The U.S. Census Bureau performed the data processing. Each questionnaire was coded according to its status - for example, whether the questionnaire contained a completed interview, a respondent refused to complete it, a school district merged with another district, or a school closed. The next step was to make a preliminary determination of each case's interview status, i.e., whether it was an interview, a noninterview, or if the respondent was out-of-scope (for example, if a sampled school had closed). A computer pre-edit program generated a list of cases where problems occurred as defined by edit specifications, depending on each survey. When necessary, the Census Bureau used extensive follow-up to collect data on key items from schools.
After the completion of range, consistency and blanking edits, the records were put through another edit to make a final determination of whether the case was eligible for the survey and, if so, whether there were sufficient data for the case to be classified as an interview. A final interview status recode value was assigned to each case as a result of the edit.
SASS used several methods to impute values for questionnaire items that respondents did not answer. These methods included the following: (1) deductive imputation (or using data from other items on the questionnaire); (2) hot deck imputation (extracting data from the record of a case with similar characteristics); and clerical imputation (reviewing the data record, the sample file record or other sources before deriving an entry consistent with the existing data).
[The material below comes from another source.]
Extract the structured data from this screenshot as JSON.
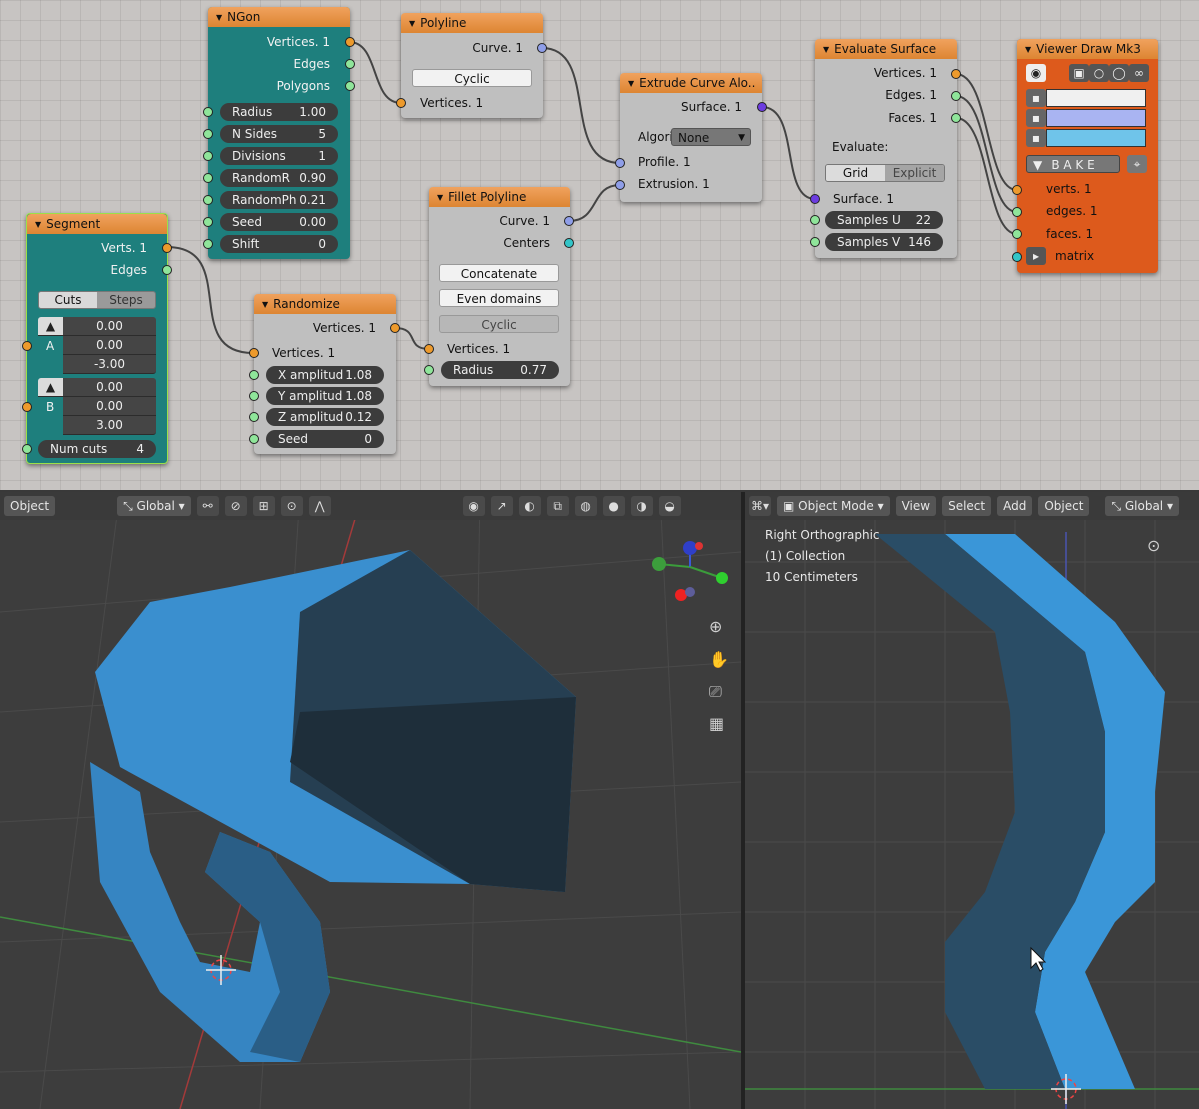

Weighting of the sample units was carried out to produce national and state estimates for public schools, LEAs, administrators and teachers. Private schools, administrators and teachers were weighted to produce national and affiliation estimates. The weighting procedures have three purposes: to take account of the school's selection probabilities; to reduce biases that may result from unit nonresponse; and to make use of available information from external sources to improve the precision of sample estimates.
Weighted response rates are defined as the number of in-scope responding questionnaires divided by the number of in-scope sample cases, using the basic weight (inverse of the probability of selection) of the record.
|Component||Sample size||Weighted response rate|
|Teacher Demand and Shortage||5,594||90.8%|
|Teacher Demand and Shortage||3,513||66.0%|
SASS conducted a reinterview by telephone of about ten percent of schools in the sample. The reinterview consisted of selected questions from the school and administrator questionnaires. Reinterview results were analyzed using one index of inconsistency for items with a dichotomous response that is accounted for by response variance. A separate index of inconsistency was used for response items with more than two response categories.
|NCES 91136:||User's Manual: 1987–88 Schools and Staffing Survey - Public School Data|
|NCES 91137:||User's Manual: 1987–88 Schools and Staffing Survey - Public School Administrator Questionnaire Data|
|NCES 91127:||1987–88 Schools and Staffing Survey: Sample Design and Estimation|
|NCES 9402:||Generalized Variance Estimate for Schools and Staffing Survey (SASS)|
|NCES 94340:||A Quality Profile for SASS: Aspects of the Quality of Data in the Schools and Staffing Surveys|
|NCES 2000308:||Quality Profile for SASS Rounds 1-3: 1987–1995, Aspects of the Quality of Data in the Schools and Staffing Surveys (SASS)|